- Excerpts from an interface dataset
********
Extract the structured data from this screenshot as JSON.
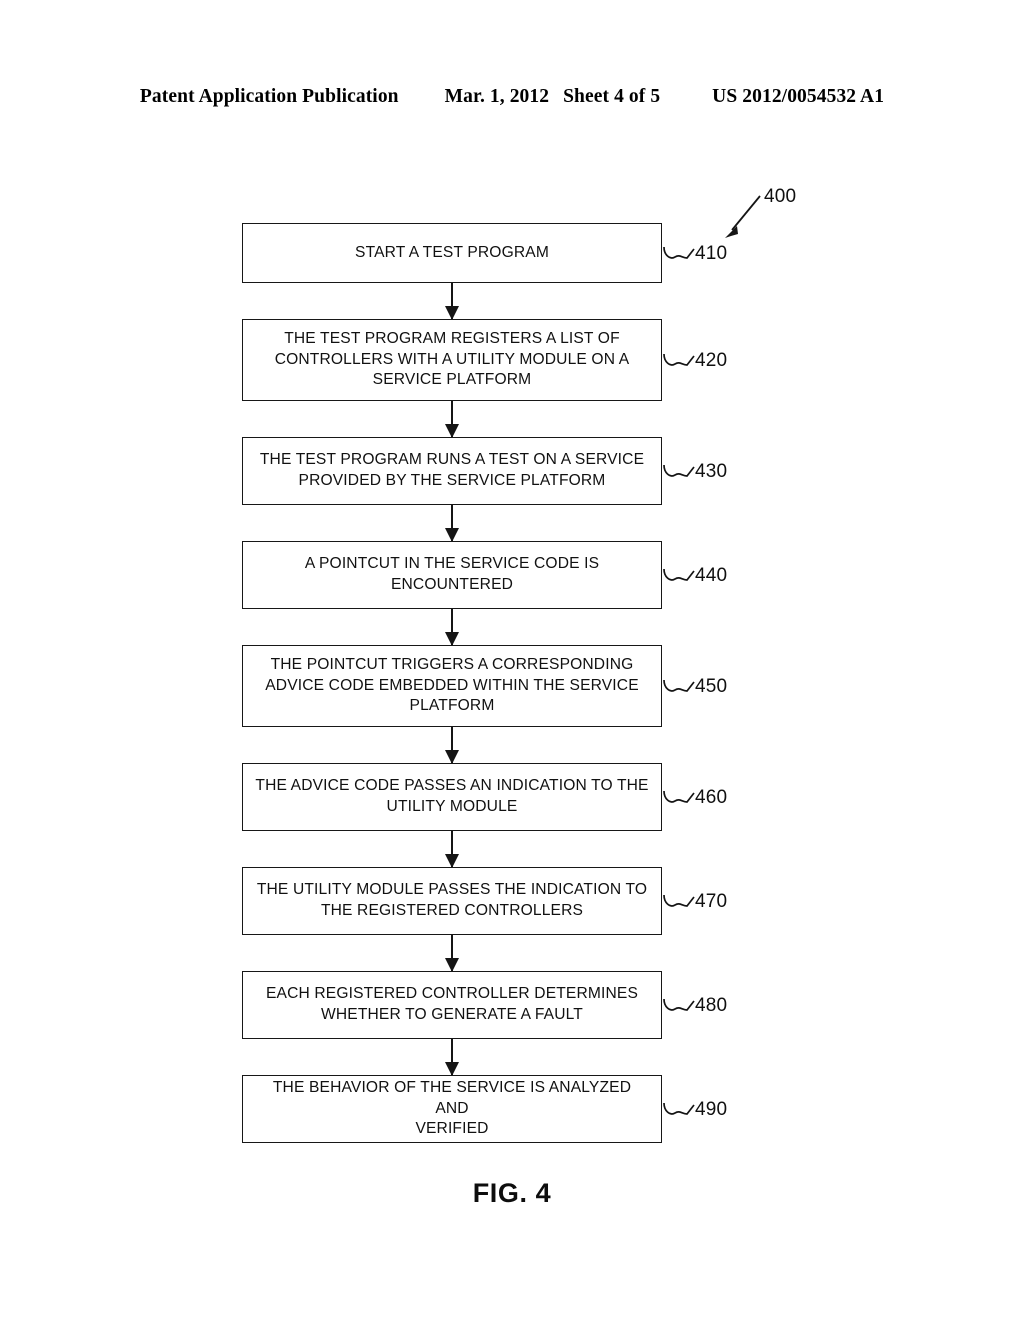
{
  "header": {
    "publication": "Patent Application Publication",
    "date": "Mar. 1, 2012",
    "sheet": "Sheet 4 of 5",
    "patent_number": "US 2012/0054532 A1"
  },
  "figure": {
    "caption": "FIG. 4",
    "diagram_reference": "400",
    "type": "flowchart"
  },
  "flowchart": {
    "steps": [
      {
        "ref": "410",
        "text": "START A TEST PROGRAM",
        "lines": 1
      },
      {
        "ref": "420",
        "text": "THE TEST PROGRAM REGISTERS A LIST OF\nCONTROLLERS WITH A UTILITY MODULE ON A\nSERVICE PLATFORM",
        "lines": 3
      },
      {
        "ref": "430",
        "text": "THE TEST PROGRAM RUNS A TEST ON A SERVICE\nPROVIDED BY THE SERVICE PLATFORM",
        "lines": 2
      },
      {
        "ref": "440",
        "text": "A POINTCUT IN THE SERVICE CODE IS\nENCOUNTERED",
        "lines": 2
      },
      {
        "ref": "450",
        "text": "THE POINTCUT TRIGGERS A CORRESPONDING\nADVICE CODE EMBEDDED WITHIN THE SERVICE\nPLATFORM",
        "lines": 3
      },
      {
        "ref": "460",
        "text": "THE ADVICE CODE PASSES AN INDICATION TO THE\nUTILITY MODULE",
        "lines": 2
      },
      {
        "ref": "470",
        "text": "THE UTILITY MODULE PASSES THE INDICATION TO\nTHE REGISTERED CONTROLLERS",
        "lines": 2
      },
      {
        "ref": "480",
        "text": "EACH REGISTERED CONTROLLER DETERMINES\nWHETHER TO GENERATE A FAULT",
        "lines": 2
      },
      {
        "ref": "490",
        "text": "THE BEHAVIOR OF THE SERVICE IS ANALYZED AND\nVERIFIED",
        "lines": 2
      }
    ]
  },
  "style": {
    "line_color": "#151515",
    "text_color": "#111111",
    "background": "#ffffff"
  }
}
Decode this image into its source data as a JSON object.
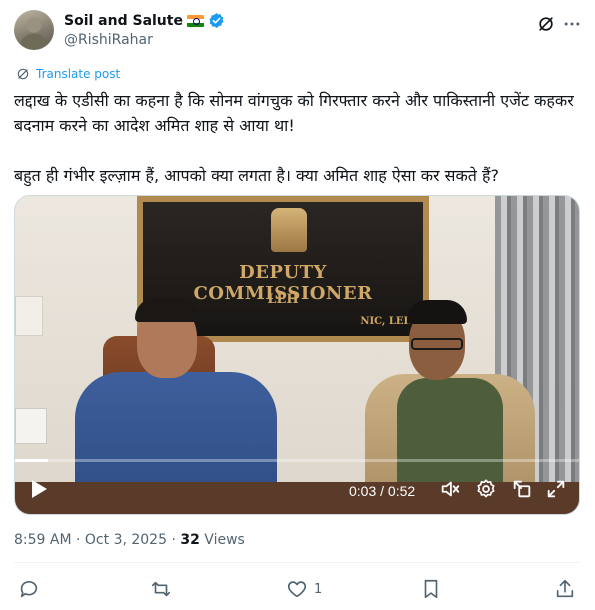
{
  "author": {
    "display_name": "Soil and Salute",
    "handle": "@RishiRahar",
    "flag_icon": "india-flag-icon",
    "verified_badge_color": "#1d9bf0"
  },
  "translate_label": "Translate post",
  "tweet": {
    "line1": "लद्दाख के एडीसी का कहना है कि सोनम वांगचुक को गिरफ्तार करने और पाकिस्तानी एजेंट कहकर बदनाम करने का आदेश अमित शाह से आया था!",
    "line2": "बहुत ही गंभीर इल्ज़ाम हैं, आपको क्या लगता है। क्या अमित शाह ऐसा कर सकते हैं?"
  },
  "video": {
    "plaque_title": "DEPUTY COMMISSIONER",
    "plaque_location": "LEH",
    "plaque_footer": "NIC, LEH",
    "time_display": "0:03 / 0:52",
    "progress_fraction": 0.0577
  },
  "meta": {
    "time": "8:59 AM",
    "separator": "·",
    "date": "Oct 3, 2025",
    "views_count": "32",
    "views_label": "Views"
  },
  "actions": {
    "likes_count": "1"
  },
  "colors": {
    "accent": "#1d9bf0",
    "text": "#0f1419",
    "muted": "#536471"
  }
}
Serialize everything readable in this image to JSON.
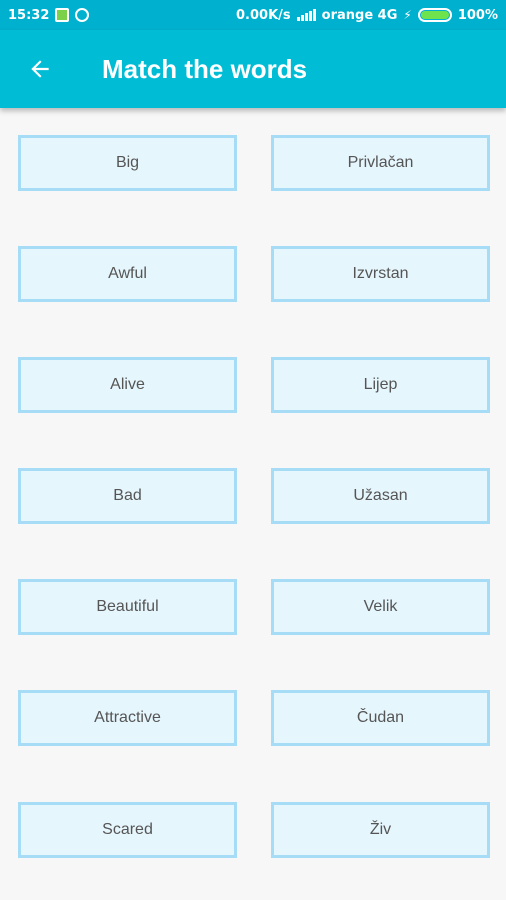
{
  "status_bar": {
    "time": "15:32",
    "network_speed": "0.00K/s",
    "carrier": "orange 4G",
    "battery": "100%",
    "battery_level": 1.0
  },
  "app_bar": {
    "title": "Match the words",
    "back_icon": "arrow-left-icon"
  },
  "colors": {
    "status_bar": "#00b0cf",
    "app_bar": "#00bcd4",
    "tile_bg": "#e6f6fd",
    "tile_border": "#a6dcf6"
  },
  "words": {
    "left": [
      "Big",
      "Awful",
      "Alive",
      "Bad",
      "Beautiful",
      "Attractive",
      "Scared"
    ],
    "right": [
      "Privlačan",
      "Izvrstan",
      "Lijep",
      "Užasan",
      "Velik",
      "Čudan",
      "Živ"
    ]
  }
}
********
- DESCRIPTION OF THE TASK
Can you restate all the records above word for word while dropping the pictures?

- WRITTEN RESPONSE
Extract the structured data from this screenshot as JSON.
{
  "header": {
    "publication": "Patent Application Publication",
    "date": "Mar. 1, 2012",
    "sheet": "Sheet 4 of 5",
    "patent_number": "US 2012/0054532 A1"
  },
  "figure": {
    "caption": "FIG. 4",
    "diagram_reference": "400",
    "type": "flowchart"
  },
  "flowchart": {
    "steps": [
      {
        "ref": "410",
        "text": "START A TEST PROGRAM",
        "lines": 1
      },
      {
        "ref": "420",
        "text": "THE TEST PROGRAM REGISTERS A LIST OF\nCONTROLLERS WITH A UTILITY MODULE ON A\nSERVICE PLATFORM",
        "lines": 3
      },
      {
        "ref": "430",
        "text": "THE TEST PROGRAM RUNS A TEST ON A SERVICE\nPROVIDED BY THE SERVICE PLATFORM",
        "lines": 2
      },
      {
        "ref": "440",
        "text": "A POINTCUT IN THE SERVICE CODE IS\nENCOUNTERED",
        "lines": 2
      },
      {
        "ref": "450",
        "text": "THE POINTCUT TRIGGERS A CORRESPONDING\nADVICE CODE EMBEDDED WITHIN THE SERVICE\nPLATFORM",
        "lines": 3
      },
      {
        "ref": "460",
        "text": "THE ADVICE CODE PASSES AN INDICATION TO THE\nUTILITY MODULE",
        "lines": 2
      },
      {
        "ref": "470",
        "text": "THE UTILITY MODULE PASSES THE INDICATION TO\nTHE REGISTERED CONTROLLERS",
        "lines": 2
      },
      {
        "ref": "480",
        "text": "EACH REGISTERED CONTROLLER DETERMINES\nWHETHER TO GENERATE A FAULT",
        "lines": 2
      },
      {
        "ref": "490",
        "text": "THE BEHAVIOR OF THE SERVICE IS ANALYZED AND\nVERIFIED",
        "lines": 2
      }
    ]
  },
  "style": {
    "line_color": "#151515",
    "text_color": "#111111",
    "background": "#ffffff"
  }
}
Decode this image into its source data as a JSON object.
{
  "author": {
    "display_name": "Soil and Salute",
    "handle": "@RishiRahar",
    "flag_icon": "india-flag-icon",
    "verified_badge_color": "#1d9bf0"
  },
  "translate_label": "Translate post",
  "tweet": {
    "line1": "लद्दाख के एडीसी का कहना है कि सोनम वांगचुक को गिरफ्तार करने और पाकिस्तानी एजेंट कहकर बदनाम करने का आदेश अमित शाह से आया था!",
    "line2": "बहुत ही गंभीर इल्ज़ाम हैं, आपको क्या लगता है। क्या अमित शाह ऐसा कर सकते हैं?"
  },
  "video": {
    "plaque_title": "DEPUTY COMMISSIONER",
    "plaque_location": "LEH",
    "plaque_footer": "NIC, LEH",
    "time_display": "0:03 / 0:52",
    "progress_fraction": 0.0577
  },
  "meta": {
    "time": "8:59 AM",
    "separator": "·",
    "date": "Oct 3, 2025",
    "views_count": "32",
    "views_label": "Views"
  },
  "actions": {
    "likes_count": "1"
  },
  "colors": {
    "accent": "#1d9bf0",
    "text": "#0f1419",
    "muted": "#536471"
  }
}
Serialize everything readable in this image to JSON.
{
  "status_bar": {
    "time": "15:32",
    "network_speed": "0.00K/s",
    "carrier": "orange 4G",
    "battery": "100%",
    "battery_level": 1.0
  },
  "app_bar": {
    "title": "Match the words",
    "back_icon": "arrow-left-icon"
  },
  "colors": {
    "status_bar": "#00b0cf",
    "app_bar": "#00bcd4",
    "tile_bg": "#e6f6fd",
    "tile_border": "#a6dcf6"
  },
  "words": {
    "left": [
      "Big",
      "Awful",
      "Alive",
      "Bad",
      "Beautiful",
      "Attractive",
      "Scared"
    ],
    "right": [
      "Privlačan",
      "Izvrstan",
      "Lijep",
      "Užasan",
      "Velik",
      "Čudan",
      "Živ"
    ]
  }
}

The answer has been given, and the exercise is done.